What is expected:
A word-for-word repeat of all the data is the goal.

(Data excerpts)
[Start of section]
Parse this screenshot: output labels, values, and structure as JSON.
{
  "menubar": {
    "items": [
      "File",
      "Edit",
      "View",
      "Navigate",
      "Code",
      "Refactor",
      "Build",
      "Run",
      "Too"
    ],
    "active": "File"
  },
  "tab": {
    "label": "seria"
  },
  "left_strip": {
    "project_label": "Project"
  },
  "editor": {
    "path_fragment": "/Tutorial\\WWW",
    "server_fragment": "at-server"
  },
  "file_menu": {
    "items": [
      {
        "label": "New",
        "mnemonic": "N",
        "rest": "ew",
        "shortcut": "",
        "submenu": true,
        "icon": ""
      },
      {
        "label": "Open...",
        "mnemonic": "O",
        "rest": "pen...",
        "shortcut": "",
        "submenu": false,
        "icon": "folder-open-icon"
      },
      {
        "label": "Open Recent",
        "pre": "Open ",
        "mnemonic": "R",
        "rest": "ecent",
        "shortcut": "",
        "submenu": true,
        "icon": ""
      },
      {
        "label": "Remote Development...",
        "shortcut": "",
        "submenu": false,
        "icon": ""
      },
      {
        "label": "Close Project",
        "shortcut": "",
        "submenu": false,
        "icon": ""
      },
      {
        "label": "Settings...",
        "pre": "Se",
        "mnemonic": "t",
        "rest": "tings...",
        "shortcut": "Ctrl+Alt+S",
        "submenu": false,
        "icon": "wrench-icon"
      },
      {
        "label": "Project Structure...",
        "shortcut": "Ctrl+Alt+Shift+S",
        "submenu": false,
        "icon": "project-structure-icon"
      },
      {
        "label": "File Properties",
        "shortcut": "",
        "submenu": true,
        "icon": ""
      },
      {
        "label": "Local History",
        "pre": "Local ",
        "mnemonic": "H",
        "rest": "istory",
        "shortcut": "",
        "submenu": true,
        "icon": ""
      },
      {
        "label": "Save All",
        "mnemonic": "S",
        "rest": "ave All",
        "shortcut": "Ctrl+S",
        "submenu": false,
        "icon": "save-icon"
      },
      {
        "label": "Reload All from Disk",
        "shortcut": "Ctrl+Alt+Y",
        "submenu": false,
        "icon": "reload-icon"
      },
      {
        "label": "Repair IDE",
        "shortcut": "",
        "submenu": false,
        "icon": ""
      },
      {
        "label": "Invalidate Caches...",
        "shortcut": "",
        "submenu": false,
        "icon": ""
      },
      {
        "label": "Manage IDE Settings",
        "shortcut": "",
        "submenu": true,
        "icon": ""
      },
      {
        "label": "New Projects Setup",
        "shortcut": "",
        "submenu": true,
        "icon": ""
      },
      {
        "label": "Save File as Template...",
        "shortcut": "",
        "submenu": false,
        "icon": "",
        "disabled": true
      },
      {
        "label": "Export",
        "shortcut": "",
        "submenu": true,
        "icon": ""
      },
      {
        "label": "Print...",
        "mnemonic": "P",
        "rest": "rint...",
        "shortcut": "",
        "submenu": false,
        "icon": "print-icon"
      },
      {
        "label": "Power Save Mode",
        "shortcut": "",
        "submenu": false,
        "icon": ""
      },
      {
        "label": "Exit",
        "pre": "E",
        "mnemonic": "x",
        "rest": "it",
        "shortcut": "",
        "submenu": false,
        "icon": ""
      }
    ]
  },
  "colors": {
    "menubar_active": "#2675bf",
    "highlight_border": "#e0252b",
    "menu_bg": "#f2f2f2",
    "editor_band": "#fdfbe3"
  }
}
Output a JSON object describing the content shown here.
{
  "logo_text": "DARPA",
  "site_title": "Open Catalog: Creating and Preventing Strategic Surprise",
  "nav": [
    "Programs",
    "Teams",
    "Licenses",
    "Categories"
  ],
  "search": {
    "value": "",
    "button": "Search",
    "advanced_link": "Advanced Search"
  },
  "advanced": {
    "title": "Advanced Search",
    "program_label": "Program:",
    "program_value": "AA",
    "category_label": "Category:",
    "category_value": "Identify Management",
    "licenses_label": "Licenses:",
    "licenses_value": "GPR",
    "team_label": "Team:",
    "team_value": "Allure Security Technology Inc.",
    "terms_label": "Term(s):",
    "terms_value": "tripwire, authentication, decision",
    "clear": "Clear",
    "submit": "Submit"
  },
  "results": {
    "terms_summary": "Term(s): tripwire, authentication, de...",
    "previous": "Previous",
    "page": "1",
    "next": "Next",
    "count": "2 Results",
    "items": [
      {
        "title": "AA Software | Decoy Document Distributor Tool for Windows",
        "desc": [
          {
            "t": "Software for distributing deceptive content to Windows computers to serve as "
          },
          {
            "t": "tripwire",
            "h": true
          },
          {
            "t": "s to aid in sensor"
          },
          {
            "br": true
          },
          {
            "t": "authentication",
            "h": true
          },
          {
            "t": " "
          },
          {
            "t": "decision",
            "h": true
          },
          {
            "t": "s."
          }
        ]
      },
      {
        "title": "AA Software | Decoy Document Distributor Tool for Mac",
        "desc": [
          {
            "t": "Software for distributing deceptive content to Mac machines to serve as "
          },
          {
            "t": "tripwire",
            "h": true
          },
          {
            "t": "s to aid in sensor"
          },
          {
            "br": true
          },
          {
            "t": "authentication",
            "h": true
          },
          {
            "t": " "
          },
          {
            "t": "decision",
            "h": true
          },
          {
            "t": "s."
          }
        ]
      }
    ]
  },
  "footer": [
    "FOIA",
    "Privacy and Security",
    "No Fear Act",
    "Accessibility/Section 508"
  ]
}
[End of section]
Response to the task:
Parse this screenshot: output labels, values, and structure as JSON.
{
  "menubar": {
    "items": [
      "File",
      "Edit",
      "View",
      "Navigate",
      "Code",
      "Refactor",
      "Build",
      "Run",
      "Too"
    ],
    "active": "File"
  },
  "tab": {
    "label": "seria"
  },
  "left_strip": {
    "project_label": "Project"
  },
  "editor": {
    "path_fragment": "/Tutorial\\WWW",
    "server_fragment": "at-server"
  },
  "file_menu": {
    "items": [
      {
        "label": "New",
        "mnemonic": "N",
        "rest": "ew",
        "shortcut": "",
        "submenu": true,
        "icon": ""
      },
      {
        "label": "Open...",
        "mnemonic": "O",
        "rest": "pen...",
        "shortcut": "",
        "submenu": false,
        "icon": "folder-open-icon"
      },
      {
        "label": "Open Recent",
        "pre": "Open ",
        "mnemonic": "R",
        "rest": "ecent",
        "shortcut": "",
        "submenu": true,
        "icon": ""
      },
      {
        "label": "Remote Development...",
        "shortcut": "",
        "submenu": false,
        "icon": ""
      },
      {
        "label": "Close Project",
        "shortcut": "",
        "submenu": false,
        "icon": ""
      },
      {
        "label": "Settings...",
        "pre": "Se",
        "mnemonic": "t",
        "rest": "tings...",
        "shortcut": "Ctrl+Alt+S",
        "submenu": false,
        "icon": "wrench-icon"
      },
      {
        "label": "Project Structure...",
        "shortcut": "Ctrl+Alt+Shift+S",
        "submenu": false,
        "icon": "project-structure-icon"
      },
      {
        "label": "File Properties",
        "shortcut": "",
        "submenu": true,
        "icon": ""
      },
      {
        "label": "Local History",
        "pre": "Local ",
        "mnemonic": "H",
        "rest": "istory",
        "shortcut": "",
        "submenu": true,
        "icon": ""
      },
      {
        "label": "Save All",
        "mnemonic": "S",
        "rest": "ave All",
        "shortcut": "Ctrl+S",
        "submenu": false,
        "icon": "save-icon"
      },
      {
        "label": "Reload All from Disk",
        "shortcut": "Ctrl+Alt+Y",
        "submenu": false,
        "icon": "reload-icon"
      },
      {
        "label": "Repair IDE",
        "shortcut": "",
        "submenu": false,
        "icon": ""
      },
      {
        "label": "Invalidate Caches...",
        "shortcut": "",
        "submenu": false,
        "icon": ""
      },
      {
        "label": "Manage IDE Settings",
        "shortcut": "",
        "submenu": true,
        "icon": ""
      },
      {
        "label": "New Projects Setup",
        "shortcut": "",
        "submenu": true,
        "icon": ""
      },
      {
        "label": "Save File as Template...",
        "shortcut": "",
        "submenu": false,
        "icon": "",
        "disabled": true
      },
      {
        "label": "Export",
        "shortcut": "",
        "submenu": true,
        "icon": ""
      },
      {
        "label": "Print...",
        "mnemonic": "P",
        "rest": "rint...",
        "shortcut": "",
        "submenu": false,
        "icon": "print-icon"
      },
      {
        "label": "Power Save Mode",
        "shortcut": "",
        "submenu": false,
        "icon": ""
      },
      {
        "label": "Exit",
        "pre": "E",
        "mnemonic": "x",
        "rest": "it",
        "shortcut": "",
        "submenu": false,
        "icon": ""
      }
    ]
  },
  "colors": {
    "menubar_active": "#2675bf",
    "highlight_border": "#e0252b",
    "menu_bg": "#f2f2f2",
    "editor_band": "#fdfbe3"
  }
}
Output a JSON object describing the content shown here.
{
  "logo_text": "DARPA",
  "site_title": "Open Catalog: Creating and Preventing Strategic Surprise",
  "nav": [
    "Programs",
    "Teams",
    "Licenses",
    "Categories"
  ],
  "search": {
    "value": "",
    "button": "Search",
    "advanced_link": "Advanced Search"
  },
  "advanced": {
    "title": "Advanced Search",
    "program_label": "Program:",
    "program_value": "AA",
    "category_label": "Category:",
    "category_value": "Identify Management",
    "licenses_label": "Licenses:",
    "licenses_value": "GPR",
    "team_label": "Team:",
    "team_value": "Allure Security Technology Inc.",
    "terms_label": "Term(s):",
    "terms_value": "tripwire, authentication, decision",
    "clear": "Clear",
    "submit": "Submit"
  },
  "results": {
    "terms_summary": "Term(s): tripwire, authentication, de...",
    "previous": "Previous",
    "page": "1",
    "next": "Next",
    "count": "2 Results",
    "items": [
      {
        "title": "AA Software | Decoy Document Distributor Tool for Windows",
        "desc": [
          {
            "t": "Software for distributing deceptive content to Windows computers to serve as "
          },
          {
            "t": "tripwire",
            "h": true
          },
          {
            "t": "s to aid in sensor"
          },
          {
            "br": true
          },
          {
            "t": "authentication",
            "h": true
          },
          {
            "t": " "
          },
          {
            "t": "decision",
            "h": true
          },
          {
            "t": "s."
          }
        ]
      },
      {
        "title": "AA Software | Decoy Document Distributor Tool for Mac",
        "desc": [
          {
            "t": "Software for distributing deceptive content to Mac machines to serve as "
          },
          {
            "t": "tripwire",
            "h": true
          },
          {
            "t": "s to aid in sensor"
          },
          {
            "br": true
          },
          {
            "t": "authentication",
            "h": true
          },
          {
            "t": " "
          },
          {
            "t": "decision",
            "h": true
          },
          {
            "t": "s."
          }
        ]
      }
    ]
  },
  "footer": [
    "FOIA",
    "Privacy and Security",
    "No Fear Act",
    "Accessibility/Section 508"
  ]
}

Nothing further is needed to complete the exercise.